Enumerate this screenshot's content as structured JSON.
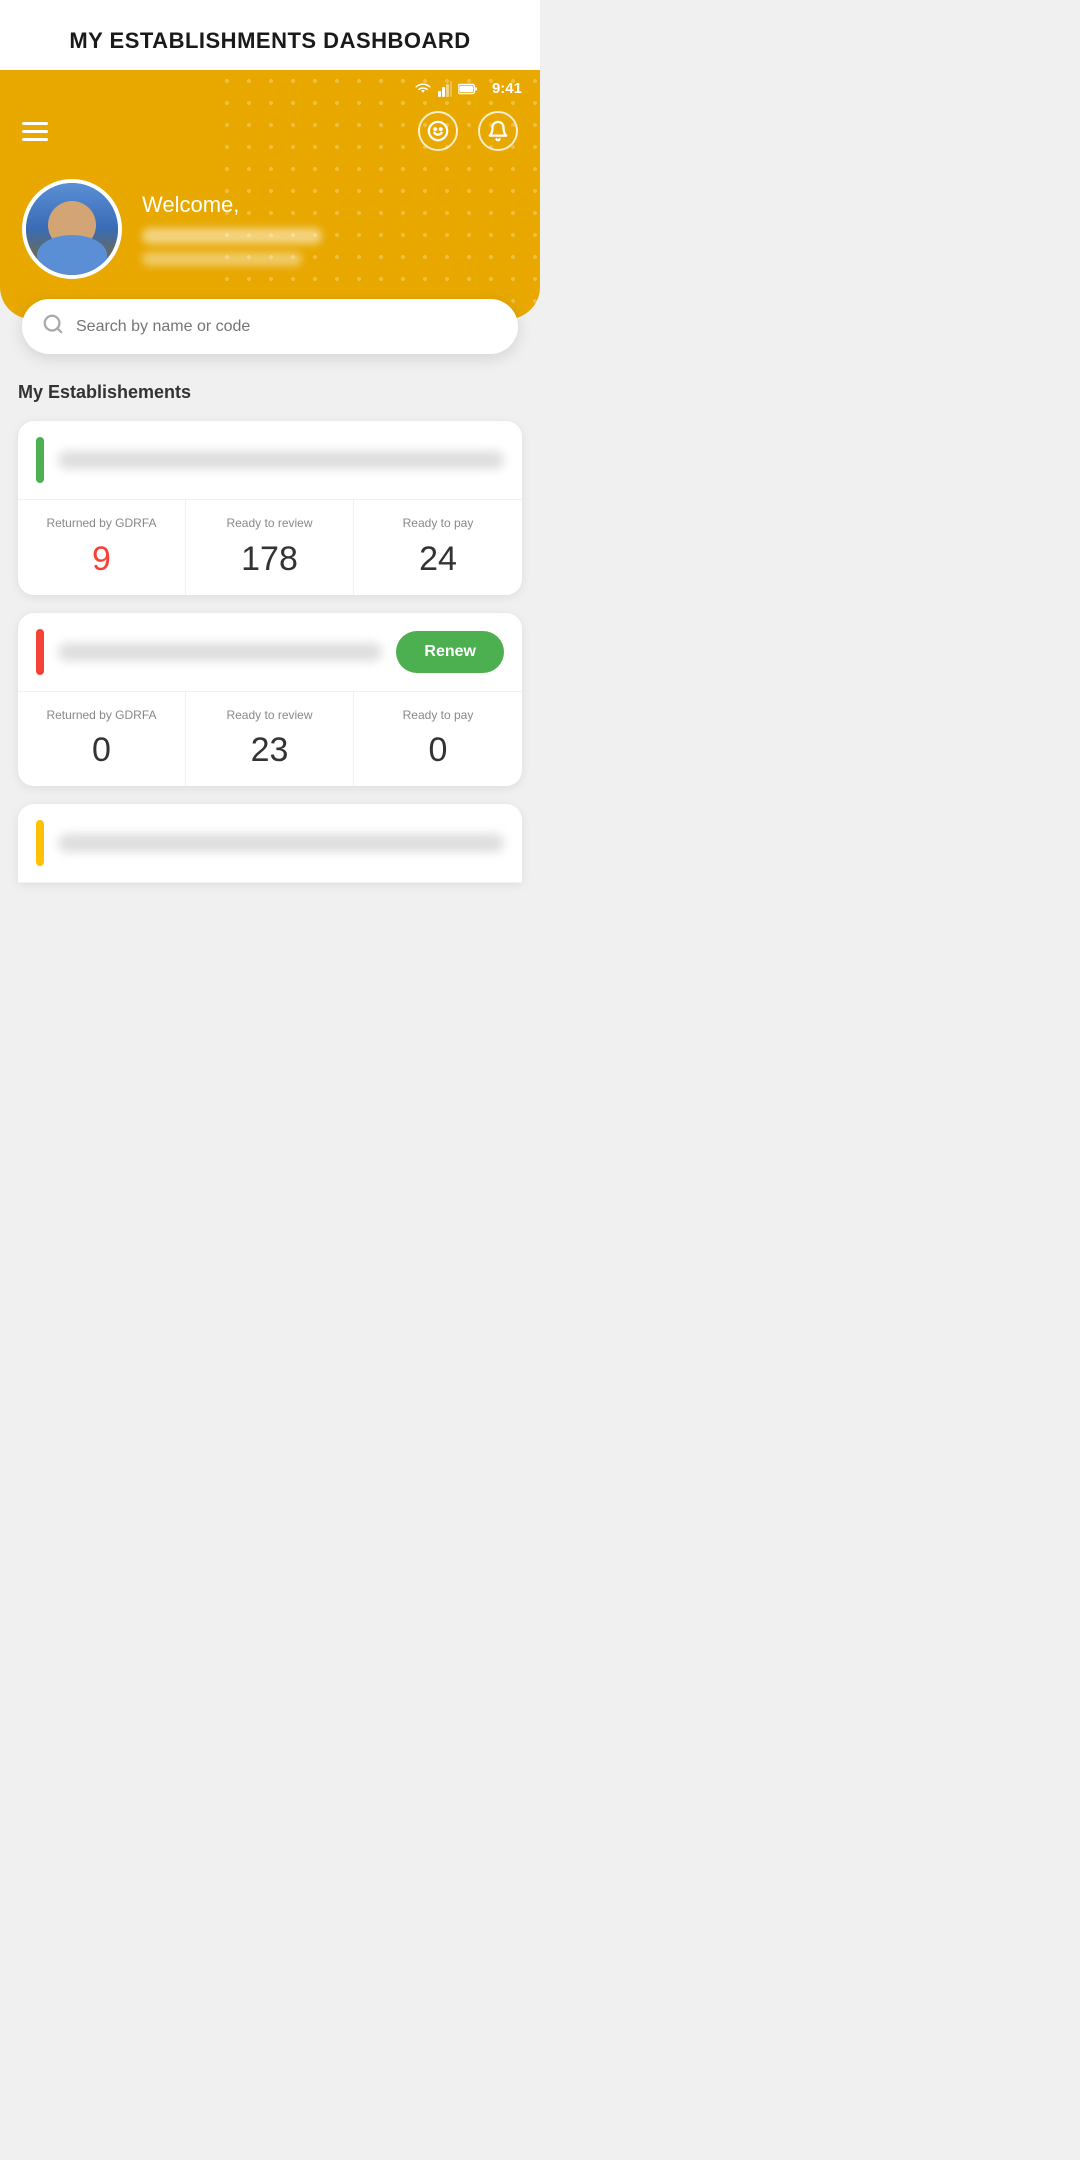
{
  "page": {
    "title": "MY ESTABLISHMENTS DASHBOARD"
  },
  "statusBar": {
    "time": "9:41"
  },
  "header": {
    "welcomeText": "Welcome,",
    "smiley": "☺",
    "bell": "🔔"
  },
  "search": {
    "placeholder": "Search by name or code"
  },
  "mainSection": {
    "title": "My Establishements"
  },
  "establishments": [
    {
      "id": 1,
      "nameBlurred": true,
      "statusColor": "green",
      "stats": {
        "returnedByGDRFA": {
          "label": "Returned by GDRFA",
          "value": "9",
          "color": "red"
        },
        "readyToReview": {
          "label": "Ready to review",
          "value": "178",
          "color": "normal"
        },
        "readyToPay": {
          "label": "Ready to pay",
          "value": "24",
          "color": "normal"
        }
      },
      "hasRenewBtn": false
    },
    {
      "id": 2,
      "nameBlurred": true,
      "statusColor": "red",
      "stats": {
        "returnedByGDRFA": {
          "label": "Returned by GDRFA",
          "value": "0",
          "color": "normal"
        },
        "readyToReview": {
          "label": "Ready to review",
          "value": "23",
          "color": "normal"
        },
        "readyToPay": {
          "label": "Ready to pay",
          "value": "0",
          "color": "normal"
        }
      },
      "hasRenewBtn": true,
      "renewLabel": "Renew"
    },
    {
      "id": 3,
      "nameBlurred": true,
      "statusColor": "yellow",
      "stats": {},
      "hasRenewBtn": false,
      "partial": true
    }
  ],
  "icons": {
    "hamburger": "≡",
    "search": "search-icon",
    "smiley": "smiley-icon",
    "bell": "bell-icon"
  }
}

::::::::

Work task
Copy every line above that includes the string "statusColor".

Response for this exercise
      "statusColor": "green",
      "statusColor": "red",
      "statusColor": "yellow",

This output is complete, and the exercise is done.